What is needed:
Where an entry contains an image, leave the image out; restate everything else exactly.

Raw data:
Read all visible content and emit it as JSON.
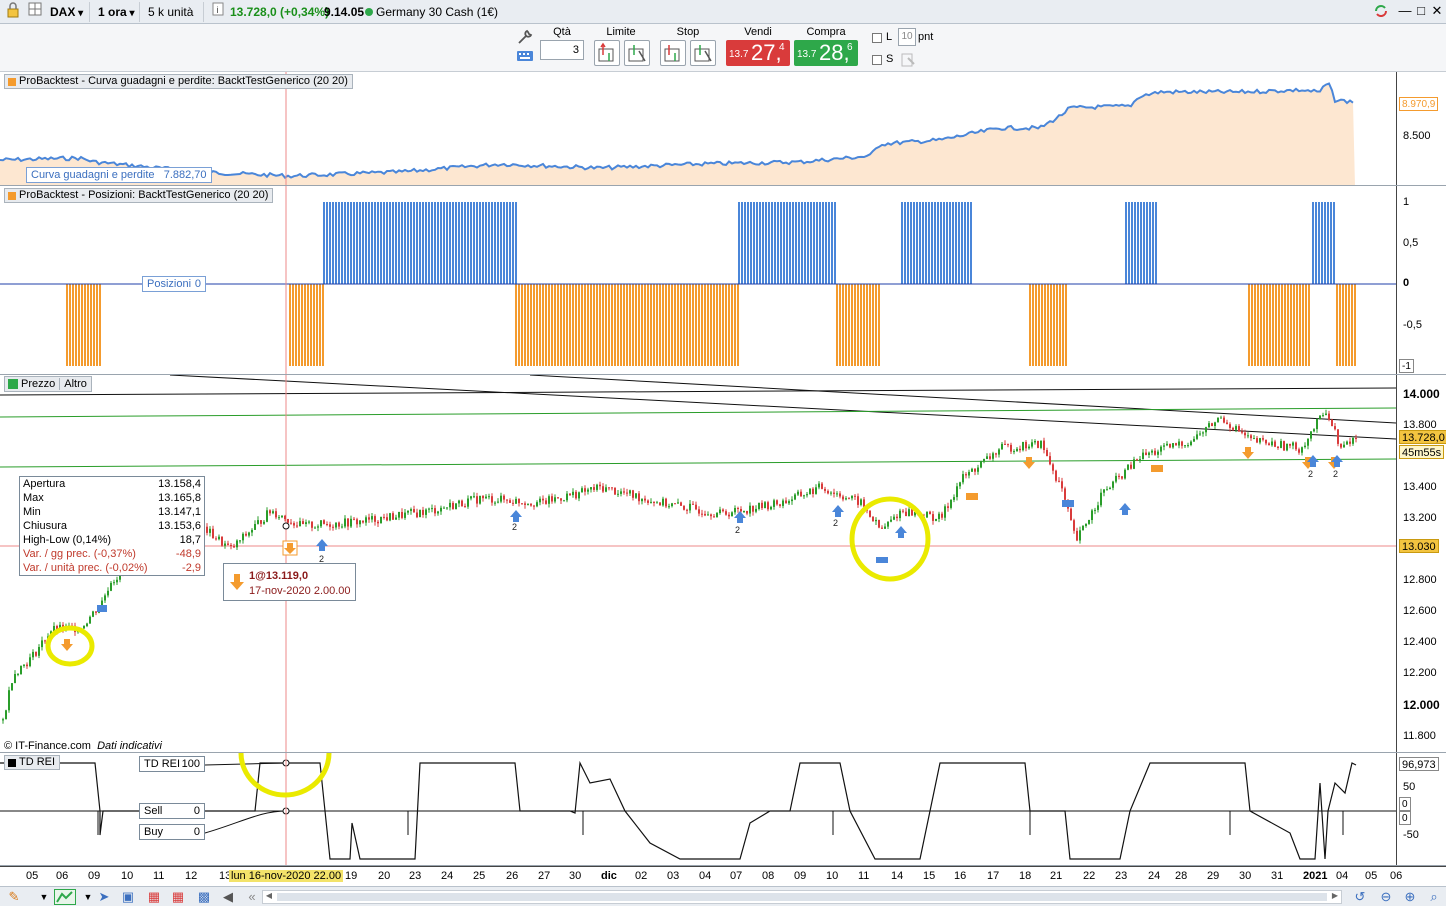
{
  "toolbar": {
    "instrument": "DAX",
    "timeframe": "1 ora",
    "units": "5 k unità",
    "last_price": "13.728,0 (+0,34%)",
    "time": "9.14.05",
    "instrument_name": "Germany 30 Cash (1€)",
    "colors": {
      "up": "#1a8f1a",
      "sell": "#d93b3b",
      "buy": "#2ea84a"
    }
  },
  "order": {
    "qty_label": "Qtà",
    "qty_value": "3",
    "limit_label": "Limite",
    "stop_label": "Stop",
    "sell_label": "Vendi",
    "buy_label": "Compra",
    "sell_small": "13.7",
    "sell_big": "27,",
    "sell_sup": "4",
    "buy_small": "13.7",
    "buy_big": "28,",
    "buy_sup": "6",
    "l_label": "L",
    "pnt_value": "10",
    "pnt_label": "pnt",
    "s_label": "S"
  },
  "equity_panel": {
    "title": "ProBacktest - Curva guadagni e perdite: BacktTestGenerico (20 20)",
    "series_label": "Curva guadagni e perdite",
    "series_value": "7.882,70",
    "axis": [
      "8.970,9",
      "8.500"
    ],
    "colors": {
      "fill": "#fde7d1",
      "line": "#4a86d9"
    }
  },
  "positions_panel": {
    "title": "ProBacktest - Posizioni: BacktTestGenerico (20 20)",
    "series_label": "Posizioni",
    "series_value": "0",
    "axis": [
      "1",
      "0,5",
      "0",
      "-0,5",
      "-1"
    ],
    "colors": {
      "long": "#4a86d9",
      "short": "#f49b2e"
    }
  },
  "price_panel": {
    "tabs": [
      "Prezzo",
      "Altro"
    ],
    "axis": [
      "14.000",
      "13.800",
      "13.600",
      "13.400",
      "13.200",
      "12.800",
      "12.600",
      "12.400",
      "12.200",
      "12.000",
      "11.800"
    ],
    "current_price": "13.728,0",
    "countdown": "45m55s",
    "cursor_price": "13.030",
    "source": "© IT-Finance.com",
    "source_note": "Dati indicativi",
    "markers": [
      "2",
      "2",
      "2",
      "2",
      "2",
      "2",
      "2"
    ],
    "info": [
      {
        "label": "Apertura",
        "value": "13.158,4"
      },
      {
        "label": "Max",
        "value": "13.165,8"
      },
      {
        "label": "Min",
        "value": "13.147,1"
      },
      {
        "label": "Chiusura",
        "value": "13.153,6"
      },
      {
        "label": "High-Low (0,14%)",
        "value": "18,7"
      },
      {
        "label": "Var. / gg prec. (-0,37%)",
        "value": "-48,9"
      },
      {
        "label": "Var. / unità prec. (-0,02%)",
        "value": "-2,9"
      }
    ],
    "trade": {
      "title": "1@13.119,0",
      "date": "17-nov-2020 2.00.00"
    }
  },
  "tdrei_panel": {
    "title": "TD REI",
    "label": "TD REI",
    "value": "100",
    "sell_label": "Sell",
    "sell_value": "0",
    "buy_label": "Buy",
    "buy_value": "0",
    "axis": [
      "96,973",
      "50",
      "0",
      "0",
      "-50"
    ]
  },
  "xaxis": {
    "labels": [
      "05",
      "06",
      "09",
      "10",
      "11",
      "12",
      "13",
      "lun 16-nov-2020 22.00",
      "19",
      "20",
      "23",
      "24",
      "25",
      "26",
      "27",
      "30",
      "dic",
      "02",
      "03",
      "04",
      "07",
      "08",
      "09",
      "10",
      "11",
      "14",
      "15",
      "16",
      "17",
      "18",
      "21",
      "22",
      "23",
      "24",
      "28",
      "29",
      "30",
      "31",
      "2021",
      "04",
      "05",
      "06"
    ]
  }
}
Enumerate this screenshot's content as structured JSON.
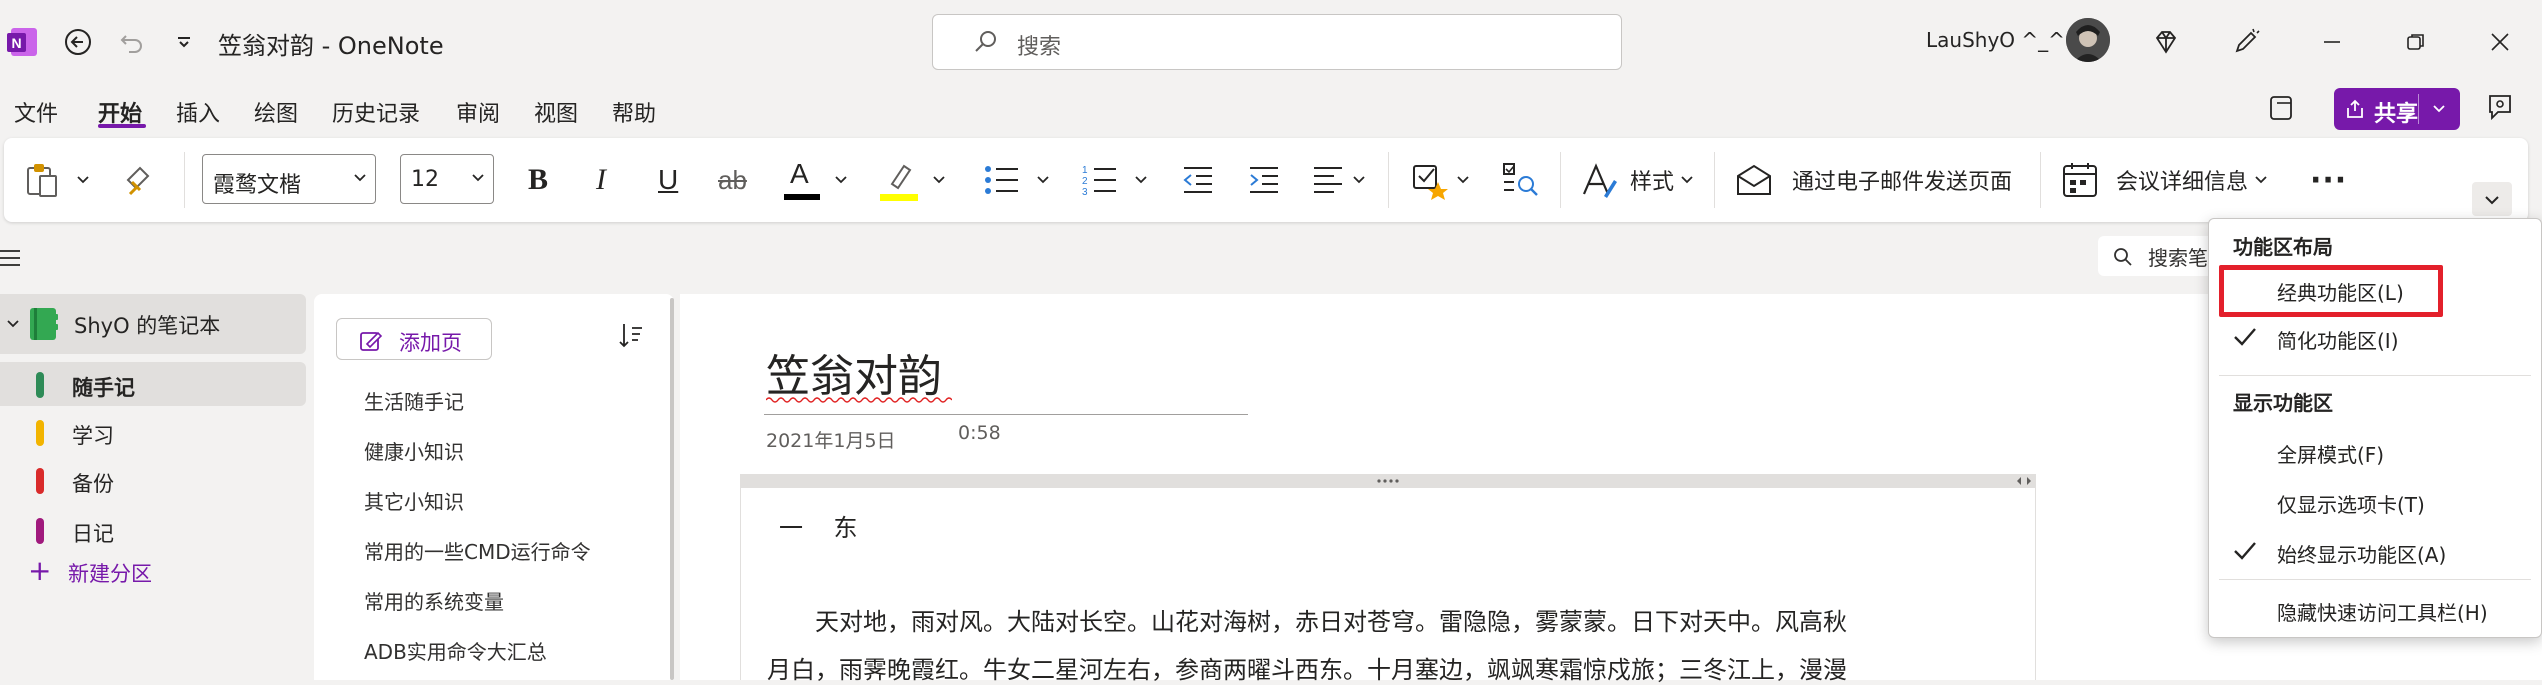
{
  "app": {
    "title": "笠翁对韵  -  OneNote",
    "search_placeholder": "搜索",
    "user_name": "LauShyO ^_^",
    "icons": [
      "onenote-logo-icon",
      "back-icon",
      "undo-icon",
      "customize-qat-icon",
      "diamond-icon",
      "pen-icon",
      "minimize-icon",
      "restore-icon",
      "close-icon"
    ]
  },
  "menu": {
    "tabs": [
      "文件",
      "开始",
      "插入",
      "绘图",
      "历史记录",
      "审阅",
      "视图",
      "帮助"
    ],
    "active_tab": "开始",
    "share_label": "共享",
    "accent_color": "#7719aa"
  },
  "ribbon": {
    "font_name": "霞鹜文楷",
    "font_size": "12",
    "bold": "B",
    "italic": "I",
    "underline": "U",
    "strike": "ab",
    "font_color_letter": "A",
    "styles_label": "样式",
    "email_page_label": "通过电子邮件发送页面",
    "meeting_details_label": "会议详细信息",
    "more": "···"
  },
  "notebook": {
    "name": "ShyO 的笔记本",
    "sections": [
      {
        "label": "随手记",
        "color": "#2e8b57",
        "selected": true
      },
      {
        "label": "学习",
        "color": "#f2b400",
        "selected": false
      },
      {
        "label": "备份",
        "color": "#d92b2b",
        "selected": false
      },
      {
        "label": "日记",
        "color": "#a01a7d",
        "selected": false
      }
    ],
    "new_section_label": "新建分区"
  },
  "pages": {
    "add_page_label": "添加页",
    "items": [
      "生活随手记",
      "健康小知识",
      "其它小知识",
      "常用的一些CMD运行命令",
      "常用的系统变量",
      "ADB实用命令大汇总"
    ]
  },
  "canvas": {
    "search_label": "搜索笔",
    "page_title": "笠翁对韵",
    "date": "2021年1月5日",
    "time": "0:58",
    "heading": "一    东",
    "paragraph_line1": "天对地，雨对风。大陆对长空。山花对海树，赤日对苍穹。雷隐隐，雾蒙蒙。日下对天中。风高秋",
    "paragraph_line2": "月白，雨霁晚霞红。牛女二星河左右，参商两曜斗西东。十月塞边，飒飒寒霜惊戍旅；三冬江上，漫漫"
  },
  "layout_menu": {
    "header1": "功能区布局",
    "classic": "经典功能区(L)",
    "simplified": "简化功能区(I)",
    "header2": "显示功能区",
    "fullscreen": "全屏模式(F)",
    "tabs_only": "仅显示选项卡(T)",
    "always_show": "始终显示功能区(A)",
    "hide_qat": "隐藏快速访问工具栏(H)",
    "checked": [
      "简化功能区(I)",
      "始终显示功能区(A)"
    ],
    "highlight_color": "#e3202b"
  }
}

Output of the task:
Read all visible content and emit it as JSON.
{
  "toolbar": {
    "instrument": "DAX",
    "timeframe": "1 ora",
    "units": "5 k unità",
    "last_price": "13.728,0 (+0,34%)",
    "time": "9.14.05",
    "instrument_name": "Germany 30 Cash (1€)",
    "colors": {
      "up": "#1a8f1a",
      "sell": "#d93b3b",
      "buy": "#2ea84a"
    }
  },
  "order": {
    "qty_label": "Qtà",
    "qty_value": "3",
    "limit_label": "Limite",
    "stop_label": "Stop",
    "sell_label": "Vendi",
    "buy_label": "Compra",
    "sell_small": "13.7",
    "sell_big": "27,",
    "sell_sup": "4",
    "buy_small": "13.7",
    "buy_big": "28,",
    "buy_sup": "6",
    "l_label": "L",
    "pnt_value": "10",
    "pnt_label": "pnt",
    "s_label": "S"
  },
  "equity_panel": {
    "title": "ProBacktest - Curva guadagni e perdite: BacktTestGenerico (20 20)",
    "series_label": "Curva guadagni e perdite",
    "series_value": "7.882,70",
    "axis": [
      "8.970,9",
      "8.500"
    ],
    "colors": {
      "fill": "#fde7d1",
      "line": "#4a86d9"
    }
  },
  "positions_panel": {
    "title": "ProBacktest - Posizioni: BacktTestGenerico (20 20)",
    "series_label": "Posizioni",
    "series_value": "0",
    "axis": [
      "1",
      "0,5",
      "0",
      "-0,5",
      "-1"
    ],
    "colors": {
      "long": "#4a86d9",
      "short": "#f49b2e"
    }
  },
  "price_panel": {
    "tabs": [
      "Prezzo",
      "Altro"
    ],
    "axis": [
      "14.000",
      "13.800",
      "13.600",
      "13.400",
      "13.200",
      "12.800",
      "12.600",
      "12.400",
      "12.200",
      "12.000",
      "11.800"
    ],
    "current_price": "13.728,0",
    "countdown": "45m55s",
    "cursor_price": "13.030",
    "source": "© IT-Finance.com",
    "source_note": "Dati indicativi",
    "markers": [
      "2",
      "2",
      "2",
      "2",
      "2",
      "2",
      "2"
    ],
    "info": [
      {
        "label": "Apertura",
        "value": "13.158,4"
      },
      {
        "label": "Max",
        "value": "13.165,8"
      },
      {
        "label": "Min",
        "value": "13.147,1"
      },
      {
        "label": "Chiusura",
        "value": "13.153,6"
      },
      {
        "label": "High-Low (0,14%)",
        "value": "18,7"
      },
      {
        "label": "Var. / gg prec. (-0,37%)",
        "value": "-48,9"
      },
      {
        "label": "Var. / unità prec. (-0,02%)",
        "value": "-2,9"
      }
    ],
    "trade": {
      "title": "1@13.119,0",
      "date": "17-nov-2020 2.00.00"
    }
  },
  "tdrei_panel": {
    "title": "TD REI",
    "label": "TD REI",
    "value": "100",
    "sell_label": "Sell",
    "sell_value": "0",
    "buy_label": "Buy",
    "buy_value": "0",
    "axis": [
      "96,973",
      "50",
      "0",
      "0",
      "-50"
    ]
  },
  "xaxis": {
    "labels": [
      "05",
      "06",
      "09",
      "10",
      "11",
      "12",
      "13",
      "lun 16-nov-2020 22.00",
      "19",
      "20",
      "23",
      "24",
      "25",
      "26",
      "27",
      "30",
      "dic",
      "02",
      "03",
      "04",
      "07",
      "08",
      "09",
      "10",
      "11",
      "14",
      "15",
      "16",
      "17",
      "18",
      "21",
      "22",
      "23",
      "24",
      "28",
      "29",
      "30",
      "31",
      "2021",
      "04",
      "05",
      "06"
    ]
  }
}
Enumerate this screenshot's content as structured JSON.
{
  "app": {
    "title": "笠翁对韵  -  OneNote",
    "search_placeholder": "搜索",
    "user_name": "LauShyO ^_^",
    "icons": [
      "onenote-logo-icon",
      "back-icon",
      "undo-icon",
      "customize-qat-icon",
      "diamond-icon",
      "pen-icon",
      "minimize-icon",
      "restore-icon",
      "close-icon"
    ]
  },
  "menu": {
    "tabs": [
      "文件",
      "开始",
      "插入",
      "绘图",
      "历史记录",
      "审阅",
      "视图",
      "帮助"
    ],
    "active_tab": "开始",
    "share_label": "共享",
    "accent_color": "#7719aa"
  },
  "ribbon": {
    "font_name": "霞鹜文楷",
    "font_size": "12",
    "bold": "B",
    "italic": "I",
    "underline": "U",
    "strike": "ab",
    "font_color_letter": "A",
    "styles_label": "样式",
    "email_page_label": "通过电子邮件发送页面",
    "meeting_details_label": "会议详细信息",
    "more": "···"
  },
  "notebook": {
    "name": "ShyO 的笔记本",
    "sections": [
      {
        "label": "随手记",
        "color": "#2e8b57",
        "selected": true
      },
      {
        "label": "学习",
        "color": "#f2b400",
        "selected": false
      },
      {
        "label": "备份",
        "color": "#d92b2b",
        "selected": false
      },
      {
        "label": "日记",
        "color": "#a01a7d",
        "selected": false
      }
    ],
    "new_section_label": "新建分区"
  },
  "pages": {
    "add_page_label": "添加页",
    "items": [
      "生活随手记",
      "健康小知识",
      "其它小知识",
      "常用的一些CMD运行命令",
      "常用的系统变量",
      "ADB实用命令大汇总"
    ]
  },
  "canvas": {
    "search_label": "搜索笔",
    "page_title": "笠翁对韵",
    "date": "2021年1月5日",
    "time": "0:58",
    "heading": "一    东",
    "paragraph_line1": "天对地，雨对风。大陆对长空。山花对海树，赤日对苍穹。雷隐隐，雾蒙蒙。日下对天中。风高秋",
    "paragraph_line2": "月白，雨霁晚霞红。牛女二星河左右，参商两曜斗西东。十月塞边，飒飒寒霜惊戍旅；三冬江上，漫漫"
  },
  "layout_menu": {
    "header1": "功能区布局",
    "classic": "经典功能区(L)",
    "simplified": "简化功能区(I)",
    "header2": "显示功能区",
    "fullscreen": "全屏模式(F)",
    "tabs_only": "仅显示选项卡(T)",
    "always_show": "始终显示功能区(A)",
    "hide_qat": "隐藏快速访问工具栏(H)",
    "checked": [
      "简化功能区(I)",
      "始终显示功能区(A)"
    ],
    "highlight_color": "#e3202b"
  }
}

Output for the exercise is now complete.